There was an immediate sales surge, which was seen as encouraging, but there remain fears around whether demand will ever fully return. And if it does return, what will consumers be looking for? Second-hand car sales have reportedly soared amid a shortage of newer models while, more broadly, marketers are stoking demand for electric and hybrid models.


Katy Wright is managing director of FCB Inferno, which has been handling BMW’s UK creative account since 2014. She has helped it navigate a changing car sales space and says the brand has had an “impressive post-lockdown” bounce back, adding that consumers are coming to BMW due to a higher emphasis on quality and Covid-related savings due to shifting older stock trapped in showrooms during the pandemic.There’s been strong demand for the electric lines, she says, including the “iX3 and the upcoming iX and i4”. Furthermore, demand for used BMWs is up too. But the job has changed to encompass a whole digital space that during lockdown became the dominant sales and marketing channel for autos. It has become clear that a strong digital presence can influence a car purchase, whether the transaction is finalized in-store or online.


The research phase of buying a car is now “fueled by digital channels”, she says, and most buyers won’t enter a showroom until they’ve narrowed their choices down to one or two models.

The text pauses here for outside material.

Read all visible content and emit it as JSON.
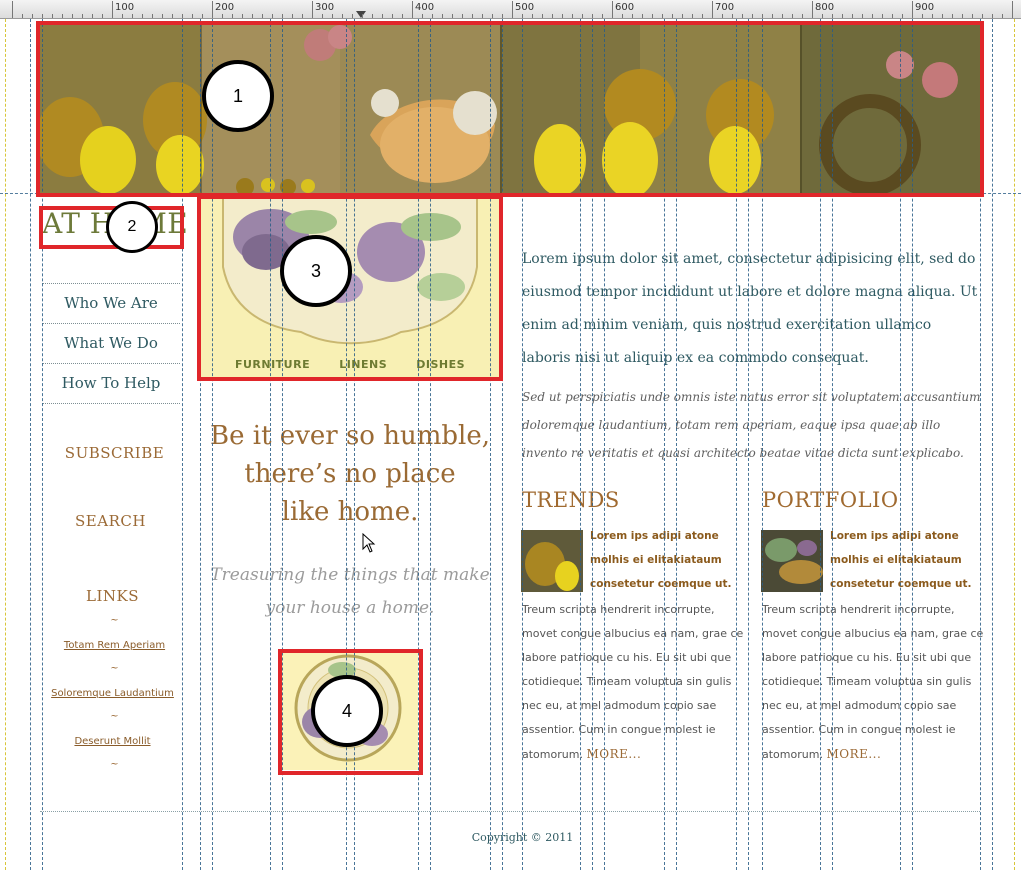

For car brands, having quality content visible throughout this research stage is vital. “They’ll extensively research their options online and seek advice from sources they trust.”


YouTube and professional reviews tend to serve as the top of the funnel. Under that, “manufacturer websites continue to play a large role in early stages of discovery”. But, she warns, “we must never underestimate the actual experience of driving a car, which is why physical retailers remain so important”.


Most shoppers will be unwilling to make such a high-value purchase until they’ve seen the product in person. That’s a problem BMW is trying to solve and one of the main points of friction in auto ecommerce.


“To try and help with this we created a Virtual Viewer for BMW’s plug-in hybrid range, which gives customers an augmented reality experience to view the cars like they were in person,” Wright tells us.



Via their mobile devices, users can place the car anywhere in their home and see what it would look like at real size. They can customize the car, the color, alloys, tweak the interior. They can fiddle with it, open doors, turn on lights and play with the radio before checking its inner-workings in an X-ray mode. Even in a showroom a shopper wouldn’t be able to do this much. The experience adds more value.


Wright says the goal is to “nurture and educate the customer online, letting them play with and try out the car in new ways”. For EVs in particular there’s a lot of work required to build trust. And demand for electric vehicles is increasing. Online car portal Autotrader has seen ad clicks on EVs double since July 2020. Still, only 10.7% of the UK carpark is EVs. They require a whole new generation of marketing to build up the capital of the diesel or petrol vehicle.


The digital shift means brands have to work harder to be relationship brands and Wright says a big part of this is about shifting from advertising towards a two-way conversation. This includes ”creating polls on Stories alongside user-generated content to keep people engaged”, while influencer marketing is also helping it reach new audiences, she says.


This article first appeared in The Drum, to view the article in full see here.